**Data excerpts**.
________

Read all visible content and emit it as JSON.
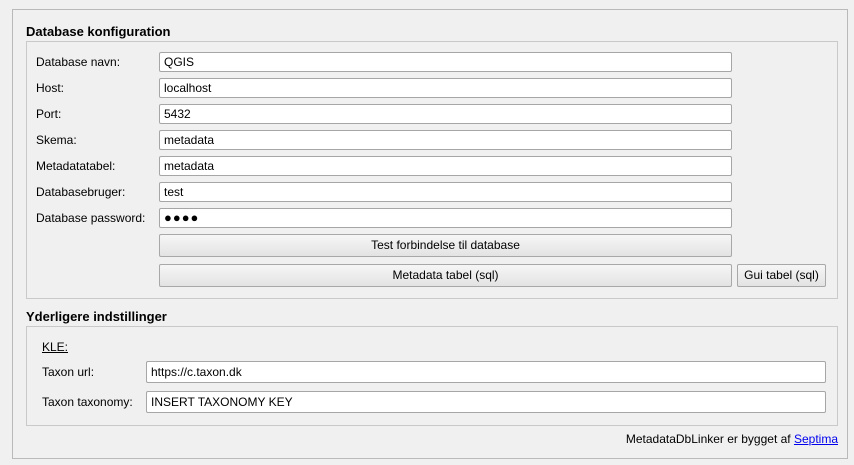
{
  "database": {
    "title": "Database konfiguration",
    "fields": [
      {
        "label": "Database navn:",
        "value": "QGIS"
      },
      {
        "label": "Host:",
        "value": "localhost"
      },
      {
        "label": "Port:",
        "value": "5432"
      },
      {
        "label": "Skema:",
        "value": "metadata"
      },
      {
        "label": "Metadatatabel:",
        "value": "metadata"
      },
      {
        "label": "Databasebruger:",
        "value": "test"
      },
      {
        "label": "Database password:",
        "value": "●●●●"
      }
    ],
    "test_button": "Test forbindelse til database",
    "metadata_sql_button": "Metadata tabel (sql)",
    "gui_sql_button": "Gui tabel (sql)"
  },
  "extra": {
    "title": "Yderligere indstillinger",
    "kle_label": "KLE:",
    "taxon_url_label": "Taxon url:",
    "taxon_url_value": "https://c.taxon.dk",
    "taxon_taxonomy_label": "Taxon taxonomy:",
    "taxon_taxonomy_value": "INSERT TAXONOMY KEY"
  },
  "footer": {
    "text": "MetadataDbLinker er bygget af",
    "link": "Septima"
  }
}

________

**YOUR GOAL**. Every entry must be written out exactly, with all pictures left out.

**ANSWER TO THE PROBLEM**.
Read all visible content and emit it as JSON.
{
  "database": {
    "title": "Database konfiguration",
    "fields": [
      {
        "label": "Database navn:",
        "value": "QGIS"
      },
      {
        "label": "Host:",
        "value": "localhost"
      },
      {
        "label": "Port:",
        "value": "5432"
      },
      {
        "label": "Skema:",
        "value": "metadata"
      },
      {
        "label": "Metadatatabel:",
        "value": "metadata"
      },
      {
        "label": "Databasebruger:",
        "value": "test"
      },
      {
        "label": "Database password:",
        "value": "●●●●"
      }
    ],
    "test_button": "Test forbindelse til database",
    "metadata_sql_button": "Metadata tabel (sql)",
    "gui_sql_button": "Gui tabel (sql)"
  },
  "extra": {
    "title": "Yderligere indstillinger",
    "kle_label": "KLE:",
    "taxon_url_label": "Taxon url:",
    "taxon_url_value": "https://c.taxon.dk",
    "taxon_taxonomy_label": "Taxon taxonomy:",
    "taxon_taxonomy_value": "INSERT TAXONOMY KEY"
  },
  "footer": {
    "text": "MetadataDbLinker er bygget af",
    "link": "Septima"
  }
}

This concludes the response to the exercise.